#### [Assigned task]
Return every line in the entries below where the word "color" shows up.

[Dataset rows for apps and sites]
++++
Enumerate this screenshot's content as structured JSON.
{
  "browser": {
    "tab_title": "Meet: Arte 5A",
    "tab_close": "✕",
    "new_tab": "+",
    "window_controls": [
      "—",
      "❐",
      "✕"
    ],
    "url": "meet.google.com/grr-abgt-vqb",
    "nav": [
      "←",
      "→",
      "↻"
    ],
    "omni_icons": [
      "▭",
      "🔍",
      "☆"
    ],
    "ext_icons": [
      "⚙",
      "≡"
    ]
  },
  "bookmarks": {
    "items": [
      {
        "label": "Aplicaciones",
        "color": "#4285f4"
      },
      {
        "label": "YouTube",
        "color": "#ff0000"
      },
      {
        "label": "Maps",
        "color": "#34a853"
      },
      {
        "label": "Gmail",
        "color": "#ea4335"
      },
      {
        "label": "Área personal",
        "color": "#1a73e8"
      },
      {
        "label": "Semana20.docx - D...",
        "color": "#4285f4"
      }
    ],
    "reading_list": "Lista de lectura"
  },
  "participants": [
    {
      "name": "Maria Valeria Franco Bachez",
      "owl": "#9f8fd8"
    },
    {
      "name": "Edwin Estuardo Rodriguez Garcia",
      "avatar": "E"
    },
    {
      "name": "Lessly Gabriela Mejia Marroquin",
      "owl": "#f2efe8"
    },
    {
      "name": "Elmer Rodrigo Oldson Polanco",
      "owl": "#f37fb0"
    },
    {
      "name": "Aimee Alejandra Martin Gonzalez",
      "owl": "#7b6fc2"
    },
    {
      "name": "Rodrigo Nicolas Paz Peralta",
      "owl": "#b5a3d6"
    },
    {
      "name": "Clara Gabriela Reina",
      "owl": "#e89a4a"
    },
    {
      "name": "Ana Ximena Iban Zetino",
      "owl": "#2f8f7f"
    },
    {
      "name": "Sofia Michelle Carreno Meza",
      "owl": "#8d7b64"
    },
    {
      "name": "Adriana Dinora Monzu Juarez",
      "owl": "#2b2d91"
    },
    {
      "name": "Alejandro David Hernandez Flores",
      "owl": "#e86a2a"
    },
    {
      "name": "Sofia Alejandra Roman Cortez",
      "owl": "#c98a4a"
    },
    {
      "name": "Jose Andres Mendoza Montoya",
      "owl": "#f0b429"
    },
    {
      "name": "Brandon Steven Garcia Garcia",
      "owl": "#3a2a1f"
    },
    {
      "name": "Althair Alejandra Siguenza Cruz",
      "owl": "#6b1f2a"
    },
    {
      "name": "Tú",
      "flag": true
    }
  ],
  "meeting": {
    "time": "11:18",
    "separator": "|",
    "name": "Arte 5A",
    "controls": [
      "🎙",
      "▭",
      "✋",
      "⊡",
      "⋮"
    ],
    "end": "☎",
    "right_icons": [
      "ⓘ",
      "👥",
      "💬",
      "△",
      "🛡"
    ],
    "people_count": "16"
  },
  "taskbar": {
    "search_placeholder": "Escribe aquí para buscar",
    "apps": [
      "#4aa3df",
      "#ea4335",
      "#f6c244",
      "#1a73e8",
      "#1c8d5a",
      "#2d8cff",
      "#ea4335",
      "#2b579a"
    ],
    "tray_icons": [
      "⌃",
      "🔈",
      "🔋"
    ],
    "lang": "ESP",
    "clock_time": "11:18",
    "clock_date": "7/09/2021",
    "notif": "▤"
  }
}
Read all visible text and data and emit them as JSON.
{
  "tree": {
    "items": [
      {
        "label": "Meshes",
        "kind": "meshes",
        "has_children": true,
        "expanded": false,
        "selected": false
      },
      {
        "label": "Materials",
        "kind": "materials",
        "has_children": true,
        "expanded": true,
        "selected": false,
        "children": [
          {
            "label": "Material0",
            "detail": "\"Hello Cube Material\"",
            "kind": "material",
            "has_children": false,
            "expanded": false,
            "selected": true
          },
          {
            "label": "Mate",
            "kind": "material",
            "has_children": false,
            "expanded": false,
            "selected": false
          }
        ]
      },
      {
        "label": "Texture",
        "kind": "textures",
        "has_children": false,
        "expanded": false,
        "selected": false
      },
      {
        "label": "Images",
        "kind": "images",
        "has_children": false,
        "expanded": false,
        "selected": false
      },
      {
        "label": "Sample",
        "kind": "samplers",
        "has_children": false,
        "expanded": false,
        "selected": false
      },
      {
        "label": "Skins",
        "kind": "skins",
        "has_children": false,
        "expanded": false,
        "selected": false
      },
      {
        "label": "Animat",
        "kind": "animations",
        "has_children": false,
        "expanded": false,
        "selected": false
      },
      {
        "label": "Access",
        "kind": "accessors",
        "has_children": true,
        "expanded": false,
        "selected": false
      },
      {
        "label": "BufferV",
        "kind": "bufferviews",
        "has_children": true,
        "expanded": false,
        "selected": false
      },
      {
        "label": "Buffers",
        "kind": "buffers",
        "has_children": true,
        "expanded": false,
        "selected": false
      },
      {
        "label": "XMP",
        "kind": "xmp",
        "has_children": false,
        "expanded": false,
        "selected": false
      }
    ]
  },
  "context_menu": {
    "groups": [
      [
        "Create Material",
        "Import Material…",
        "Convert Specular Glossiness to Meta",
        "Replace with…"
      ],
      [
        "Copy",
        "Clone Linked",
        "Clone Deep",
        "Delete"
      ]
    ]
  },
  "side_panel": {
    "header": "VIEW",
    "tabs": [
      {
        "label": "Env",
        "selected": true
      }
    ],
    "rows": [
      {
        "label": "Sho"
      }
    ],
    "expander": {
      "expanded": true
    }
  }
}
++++
#### [Completed exercise]
        "color": "#4285f4"
        "color": "#ff0000"
        "color": "#34a853"
        "color": "#ea4335"
        "color": "#1a73e8"
        "color": "#4285f4"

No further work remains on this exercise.